> _WORK TASK_:
Look through the data below and, wherever a line carries the word "const", please copy that line.

--- GIVEN DATA ---

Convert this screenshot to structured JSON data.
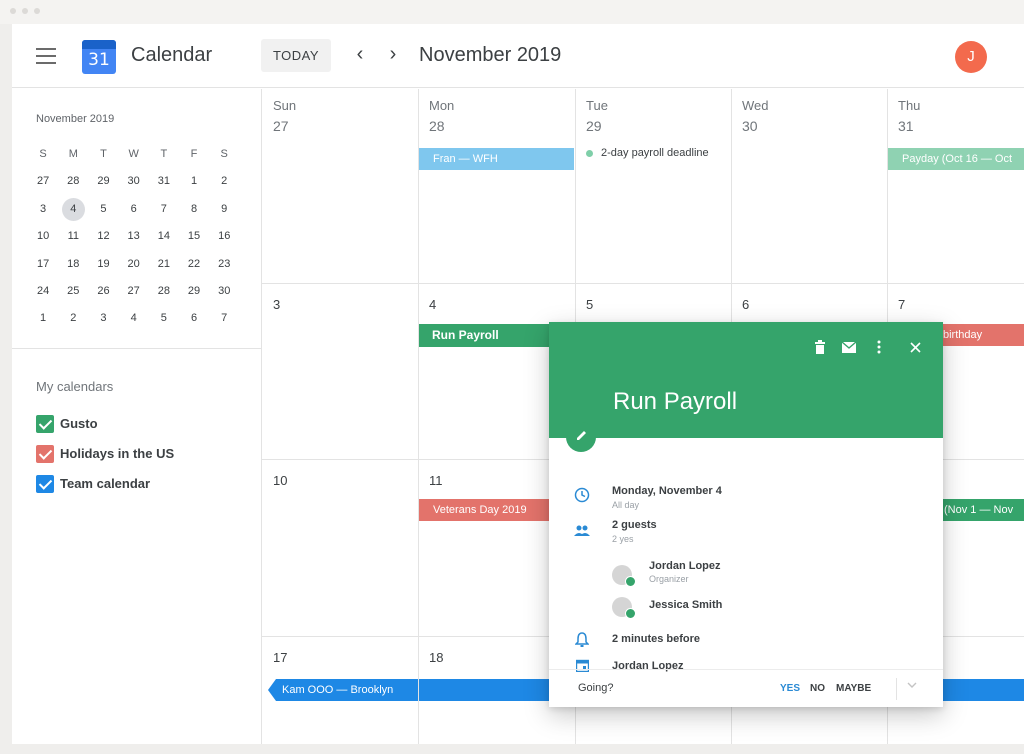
{
  "header": {
    "app_title": "Calendar",
    "logo_day": "31",
    "today_label": "TODAY",
    "prev_arrow": "‹",
    "next_arrow": "›",
    "month_title": "November 2019",
    "avatar_initial": "J",
    "avatar_color": "#f36a4d"
  },
  "mini_calendar": {
    "title": "November 2019",
    "weekdays": [
      "S",
      "M",
      "T",
      "W",
      "T",
      "F",
      "S"
    ],
    "weeks": [
      [
        "27",
        "28",
        "29",
        "30",
        "31",
        "1",
        "2"
      ],
      [
        "3",
        "4",
        "5",
        "6",
        "7",
        "8",
        "9"
      ],
      [
        "10",
        "11",
        "12",
        "13",
        "14",
        "15",
        "16"
      ],
      [
        "17",
        "18",
        "19",
        "20",
        "21",
        "22",
        "23"
      ],
      [
        "24",
        "25",
        "26",
        "27",
        "28",
        "29",
        "30"
      ],
      [
        "1",
        "2",
        "3",
        "4",
        "5",
        "6",
        "7"
      ]
    ],
    "selected": "4"
  },
  "my_calendars": {
    "title": "My calendars",
    "items": [
      {
        "label": "Gusto",
        "color": "#35a46b"
      },
      {
        "label": "Holidays in the US",
        "color": "#e3736b"
      },
      {
        "label": "Team calendar",
        "color": "#1e88e5"
      }
    ]
  },
  "month_view": {
    "weekdays": [
      "Sun",
      "Mon",
      "Tue",
      "Wed",
      "Thu"
    ],
    "header_dates": [
      "27",
      "28",
      "29",
      "30",
      "31"
    ],
    "rows": [
      [
        "3",
        "4",
        "5",
        "6",
        "7"
      ],
      [
        "10",
        "11",
        "",
        "",
        ""
      ],
      [
        "17",
        "18",
        "",
        "",
        ""
      ]
    ]
  },
  "events": {
    "fran_wfh": "Fran — WFH",
    "payroll_deadline": "2-day payroll deadline",
    "payday": "Payday (Oct 16 — Oct",
    "run_payroll": "Run Payroll",
    "birthday": "birthday",
    "veterans_day": "Veterans Day 2019",
    "nov_range": "(Nov 1 — Nov",
    "kam_ooo": "Kam OOO — Brooklyn"
  },
  "popup": {
    "title": "Run Payroll",
    "date": "Monday, November 4",
    "date_sub": "All day",
    "guests": "2 guests",
    "guests_sub": "2 yes",
    "guest_list": [
      {
        "name": "Jordan Lopez",
        "role": "Organizer"
      },
      {
        "name": "Jessica Smith",
        "role": ""
      }
    ],
    "reminder": "2 minutes before",
    "calendar_owner": "Jordan Lopez",
    "going_label": "Going?",
    "yes": "YES",
    "no": "NO",
    "maybe": "MAYBE",
    "header_color": "#35a46b"
  },
  "colors": {
    "gusto_green": "#35a46b",
    "holiday_red": "#e3736b",
    "team_blue": "#1e88e5",
    "wfh_light_blue": "#7fc7ee",
    "payday_mint": "#8fd2b2"
  }
}
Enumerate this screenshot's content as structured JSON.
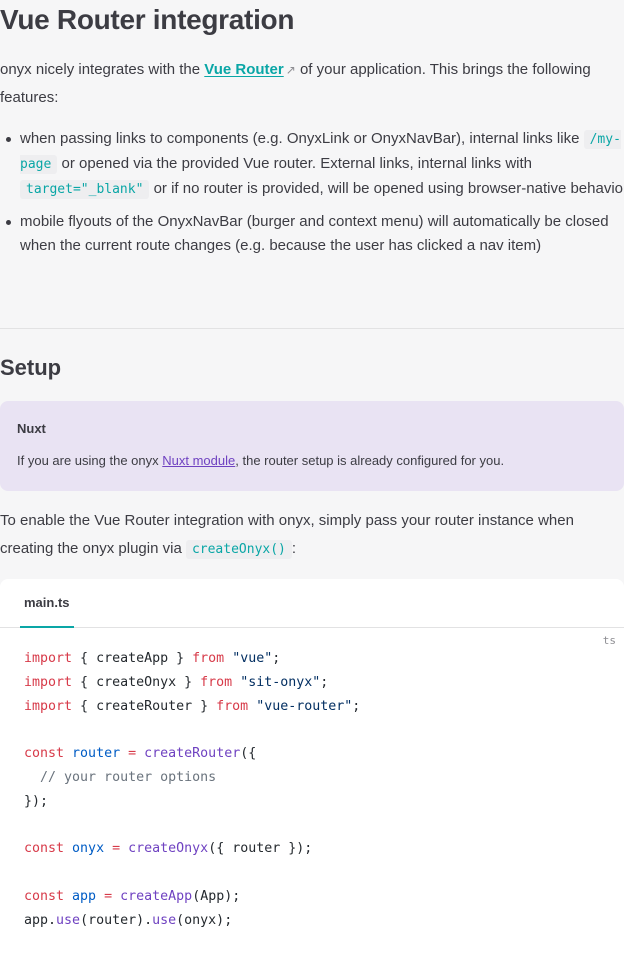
{
  "heading": "Vue Router integration",
  "intro": {
    "before_link": "onyx nicely integrates with the ",
    "link_text": "Vue Router",
    "link_icon": "external-link-icon",
    "after_link": " of your application. This brings the following features:"
  },
  "features": [
    {
      "t1": "when passing links to components (e.g. OnyxLink or OnyxNavBar), internal links like ",
      "code1": "/my-page",
      "t2": " or opened via the provided Vue router. External links, internal links with ",
      "code2": "target=\"_blank\"",
      "t3": " or if no router is provided, will be opened using browser-native behavior."
    },
    {
      "t1": "mobile flyouts of the OnyxNavBar (burger and context menu) will automatically be closed when the current route changes (e.g. because the user has clicked a nav item)"
    }
  ],
  "setup_heading": "Setup",
  "callout": {
    "title": "Nuxt",
    "before_link": "If you are using the onyx ",
    "link_text": "Nuxt module",
    "after_link": ", the router setup is already configured for you."
  },
  "enable": {
    "text": "To enable the Vue Router integration with onyx, simply pass your router instance when creating the onyx plugin via ",
    "code": "createOnyx()",
    "after": ":"
  },
  "code_block": {
    "tab": "main.ts",
    "lang": "ts",
    "lines": [
      "import { createApp } from \"vue\";",
      "import { createOnyx } from \"sit-onyx\";",
      "import { createRouter } from \"vue-router\";",
      "",
      "const router = createRouter({",
      "  // your router options",
      "});",
      "",
      "const onyx = createOnyx({ router });",
      "",
      "const app = createApp(App);",
      "app.use(router).use(onyx);"
    ]
  },
  "colors": {
    "accent": "#0aa6a6",
    "callout_bg": "#e9e3f3",
    "keyword": "#d73a49",
    "string": "#032f62",
    "function": "#6f42c1",
    "variable": "#005cc5"
  }
}
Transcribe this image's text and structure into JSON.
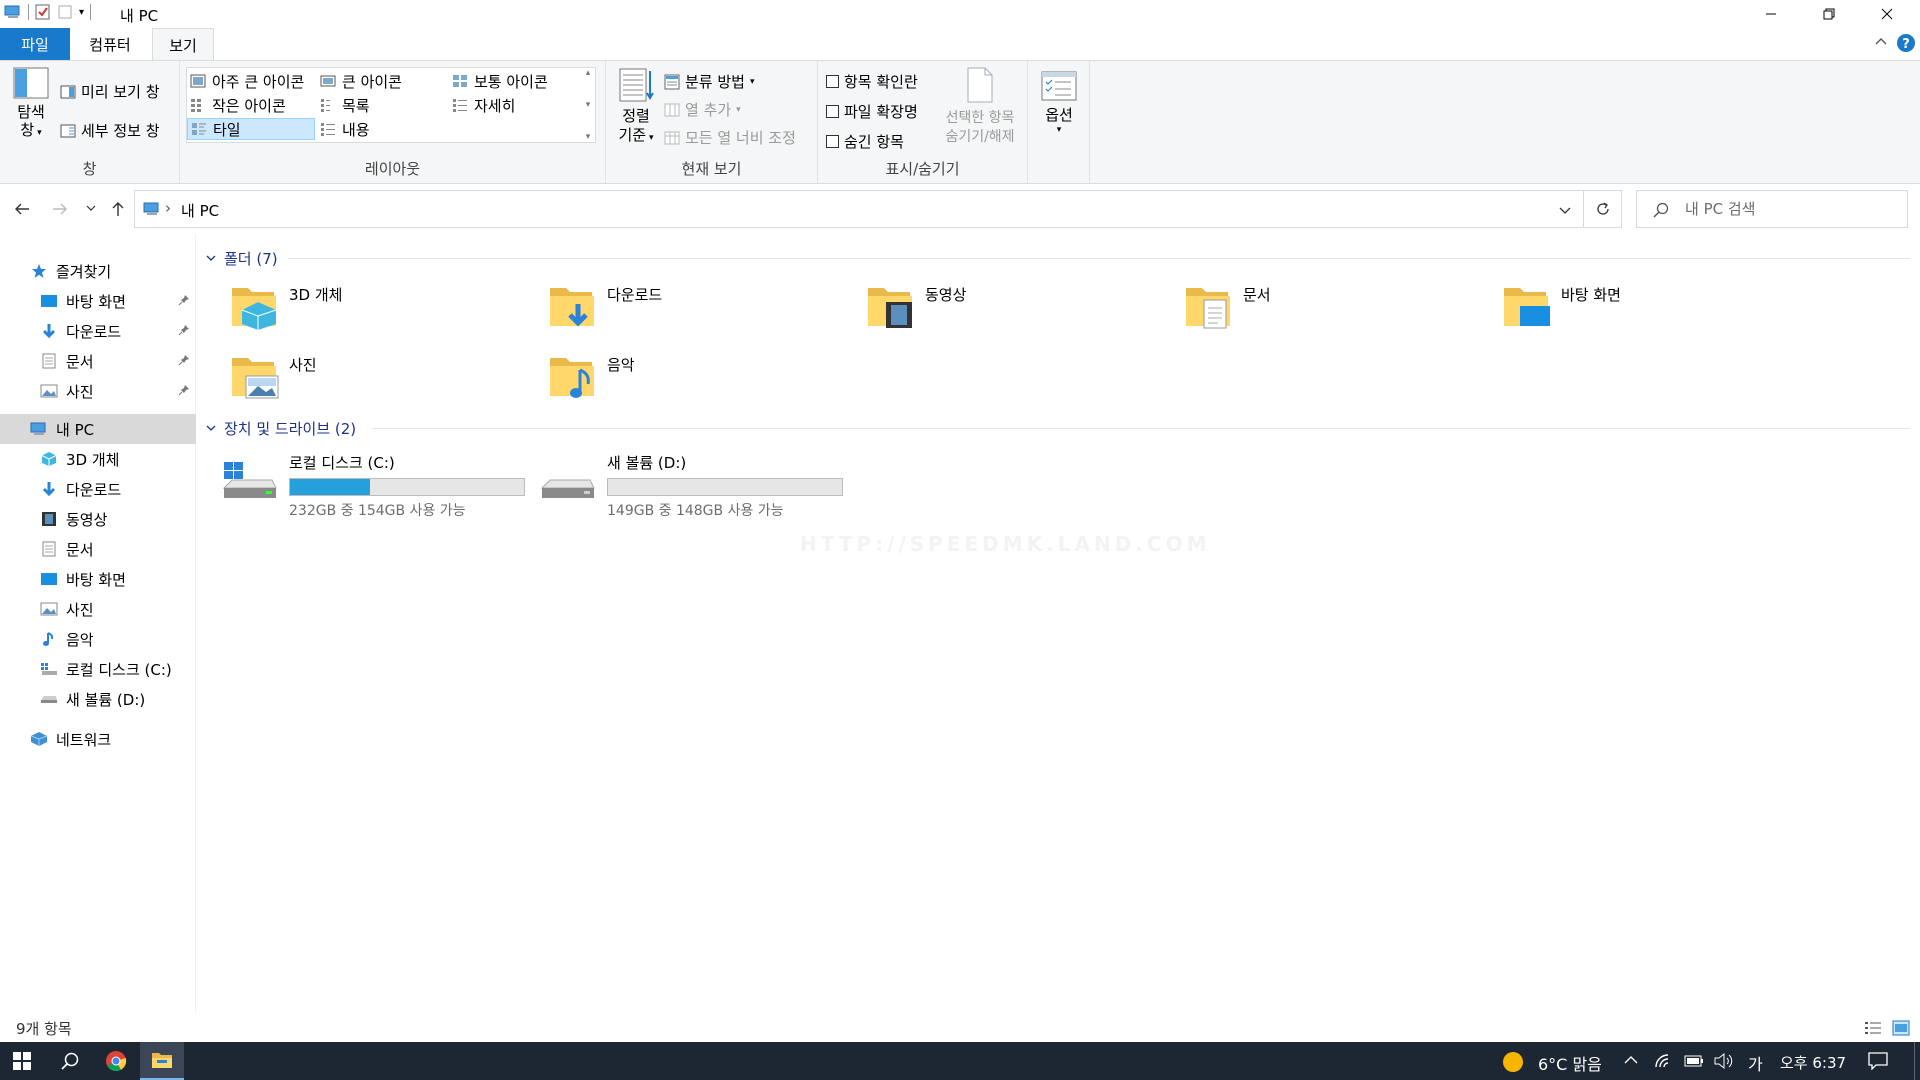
{
  "window": {
    "title": "내 PC",
    "minimize": "minimize",
    "restore": "restore",
    "close": "close"
  },
  "ribbon_tabs": [
    "파일",
    "컴퓨터",
    "보기"
  ],
  "ribbon": {
    "pane_group": {
      "label": "창",
      "nav_pane": "탐색\n창",
      "nav_pane_line1": "탐색",
      "nav_pane_line2": "창",
      "preview_pane": "미리 보기 창",
      "details_pane": "세부 정보 창"
    },
    "layout_group": {
      "label": "레이아웃",
      "items": [
        "아주 큰 아이콘",
        "큰 아이콘",
        "보통 아이콘",
        "작은 아이콘",
        "목록",
        "자세히",
        "타일",
        "내용"
      ],
      "selected": "타일"
    },
    "current_view_group": {
      "label": "현재 보기",
      "sort_line1": "정렬",
      "sort_line2": "기준",
      "group_by": "분류 방법",
      "add_columns": "열 추가",
      "size_columns": "모든 열 너비 조정"
    },
    "show_hide_group": {
      "label": "표시/숨기기",
      "item_checkboxes": "항목 확인란",
      "file_extensions": "파일 확장명",
      "hidden_items": "숨긴 항목",
      "hide_selected_line1": "선택한 항목",
      "hide_selected_line2": "숨기기/해제"
    },
    "options": "옵션"
  },
  "address_bar": {
    "path": "내 PC",
    "separator": "›"
  },
  "search": {
    "placeholder": "내 PC 검색"
  },
  "nav_pane": {
    "quick_access": "즐겨찾기",
    "quick_items": [
      "바탕 화면",
      "다운로드",
      "문서",
      "사진"
    ],
    "this_pc": "내 PC",
    "pc_items": [
      "3D 개체",
      "다운로드",
      "동영상",
      "문서",
      "바탕 화면",
      "사진",
      "음악",
      "로컬 디스크 (C:)",
      "새 볼륨 (D:)"
    ],
    "network": "네트워크"
  },
  "content": {
    "folders_header": "폴더 (7)",
    "folders": [
      "3D 개체",
      "다운로드",
      "동영상",
      "문서",
      "바탕 화면",
      "사진",
      "음악"
    ],
    "drives_header": "장치 및 드라이브 (2)",
    "drives": [
      {
        "name": "로컬 디스크 (C:)",
        "space": "232GB 중 154GB 사용 가능",
        "used_fraction": 0.34
      },
      {
        "name": "새 볼륨 (D:)",
        "space": "149GB 중 148GB 사용 가능",
        "used_fraction": 0.0
      }
    ],
    "watermark": "HTTP://SPEEDMK.LAND.COM"
  },
  "status": {
    "count": "9개 항목"
  },
  "taskbar": {
    "weather": "6°C 맑음",
    "ime": "가",
    "time": "오후 6:37"
  },
  "colors": {
    "accent": "#1979ca",
    "drive_fill": "#26a0da",
    "taskbar": "#1d2633",
    "group_header": "#1e3287",
    "selection": "#cce8ff"
  }
}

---

> _WRITTEN SOLUTION_:
      "const router = createRouter({",
      "const onyx = createOnyx({ router });",
      "const app = createApp(App);",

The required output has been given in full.